(Collected data)
□ □ □
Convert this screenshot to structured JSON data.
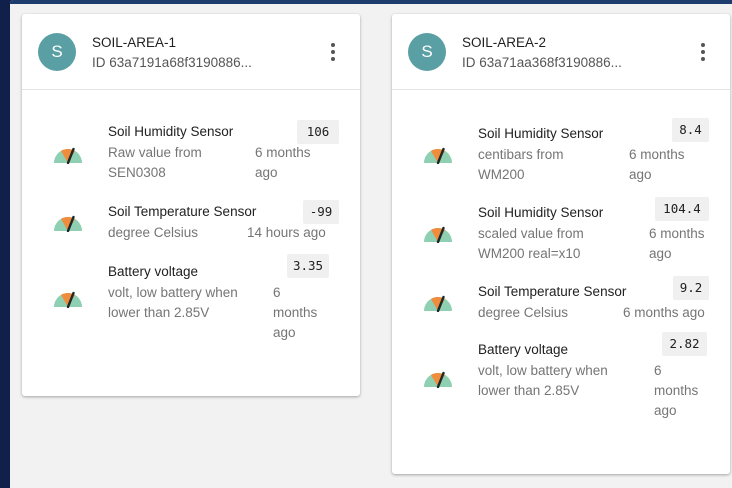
{
  "devices": [
    {
      "avatar_letter": "S",
      "name": "SOIL-AREA-1",
      "id": "ID 63a7191a68f3190886...",
      "sensors": [
        {
          "title": "Soil Humidity Sensor",
          "value": "106",
          "unit_lines": [
            "Raw value from",
            "SEN0308"
          ],
          "time_lines": [
            "6 months",
            "ago"
          ]
        },
        {
          "title": "Soil Temperature Sensor",
          "value": "-99",
          "unit_lines": [
            "degree Celsius"
          ],
          "time_lines": [
            "14 hours ago"
          ]
        },
        {
          "title": "Battery voltage",
          "value": "3.35",
          "unit_lines": [
            "volt, low battery when",
            "lower than 2.85V"
          ],
          "time_lines": [
            "6",
            "months",
            "ago"
          ]
        }
      ]
    },
    {
      "avatar_letter": "S",
      "name": "SOIL-AREA-2",
      "id": "ID 63a71aa368f3190886...",
      "sensors": [
        {
          "title": "Soil Humidity Sensor",
          "value": "8.4",
          "unit_lines": [
            "centibars from",
            "WM200"
          ],
          "time_lines": [
            "6 months",
            "ago"
          ]
        },
        {
          "title": "Soil Humidity Sensor",
          "value": "104.4",
          "unit_lines": [
            "scaled value from",
            "WM200 real=x10"
          ],
          "time_lines": [
            "6 months",
            "ago"
          ]
        },
        {
          "title": "Soil Temperature Sensor",
          "value": "9.2",
          "unit_lines": [
            "degree Celsius"
          ],
          "time_lines": [
            "6 months ago"
          ]
        },
        {
          "title": "Battery voltage",
          "value": "2.82",
          "unit_lines": [
            "volt, low battery when",
            "lower than 2.85V"
          ],
          "time_lines": [
            "6",
            "months",
            "ago"
          ]
        }
      ]
    }
  ],
  "colors": {
    "avatar": "#5a9fa3",
    "gauge_low": "#8fd0b3",
    "gauge_high": "#f08c3c",
    "background": "#f2f2f2"
  },
  "icons": {
    "menu": "more-vert-icon",
    "sensor": "gauge-icon"
  }
}
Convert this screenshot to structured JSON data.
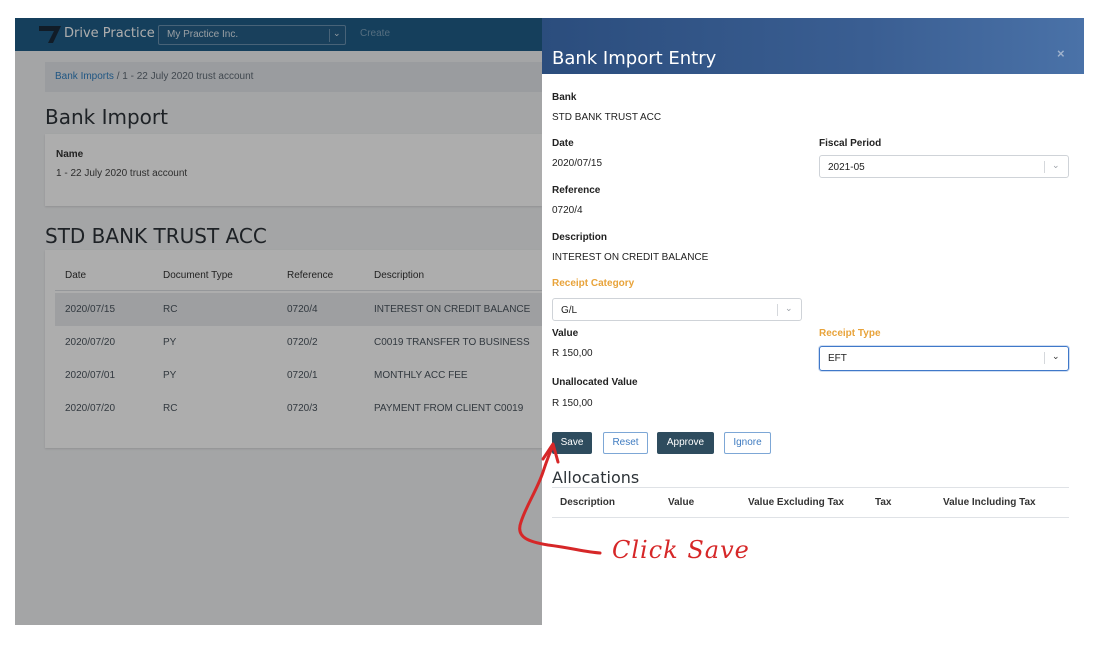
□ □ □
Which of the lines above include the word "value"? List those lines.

          "value": "106",
            "Raw value from",
          "value": "-99",
          "value": "3.35",
          "value": "8.4",
          "value": "104.4",
            "scaled value from",
          "value": "9.2",
          "value": "2.82",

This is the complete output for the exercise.